James Hurrell was statistically the form player of the weekend in Renfrew and backed the numbers up by coming through the 453-man field and defeating Ryan Murray 6-5 in the final to claim the Gold-graded Scottish Open title.  

England captain Hurrell started the match with back-to-back 140s and scored well throughout but double trouble affected both players in what was a nervy final.

A 16-dart break of throw in the fourth leg helped the 2022 WDF World Championship quarter-finalist build a 3-1 advantage but Murray, who finished the match with four maximums, fired back immediately and restored parity at 3-3.

After throwing a match-high 110 finish to level things at 4-4, Murray broke again to take a lead for the first time in the final and give himself a chance to throw for the title.

‘Muzz Lightyear’ had a shot at the bull in the 10th leg for a 135 finish to become the first Scottish winner of the event in five years.

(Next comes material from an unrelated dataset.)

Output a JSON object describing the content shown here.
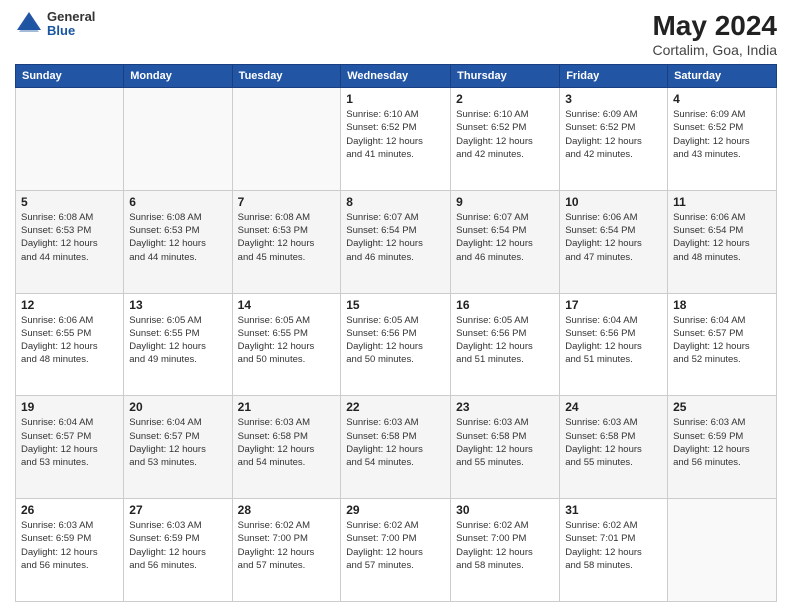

He wired that, though, and Hurrell punished him, taking out 84 in two to break back and take the match all the way.

Murray had further chances in the decider, missing double 12 to take out 95 and then squandering three darts at double six in his next visit. Hurrell missed his first two match darts but made no mistake the third time, pinning double four to seal his sixth career ranking title and a fourth World Championship appearance in the process.

To tell the truth, Hurrell, who is now WDF World No.1 once again, had looked in title-winning form throughout the weekend. After starting the event with two steady victories, ‘Hillbilly’ went on to produce four of the tournament’s top five averages in the point-scoring rounds as he marched through to the final.

He crossed the 100 average mark three times in all, Jack McNeilly, Neil MacDougall and Jim McEwan on the receiving end of his blistering form. The performance against McEwan was particularly impressive, Hurrell winning four legs in 56 darts after initially going 2-0 down. His other average in the top five came in the Last 16 when he beat Wales’ Mark Blandford 4-0 with a 98.56.

James Beeton provided his toughest test prior to the final in the last four, going 3-1 and 4-3 up before Hurrell rallied to seal victory 5-4 with two 180s in the last two legs.

Murray, meanwhile, had come through a tough slate of opponents to reach his maiden WDF ranking final. Among those to come unstuck against the former PDC Tour Card holder were two-time World Youth Master Shaun Griffiths, ‘Dynamite’ Darren Johnson, 2021 Irish Open finalist Barry Copeland, England international Aaron Monk and former Wales international Jamie Lewis.

Neil Duff, the new World Champion, started the weekend strongly before going down in the Last 32 to Terry Roach.


About Post Author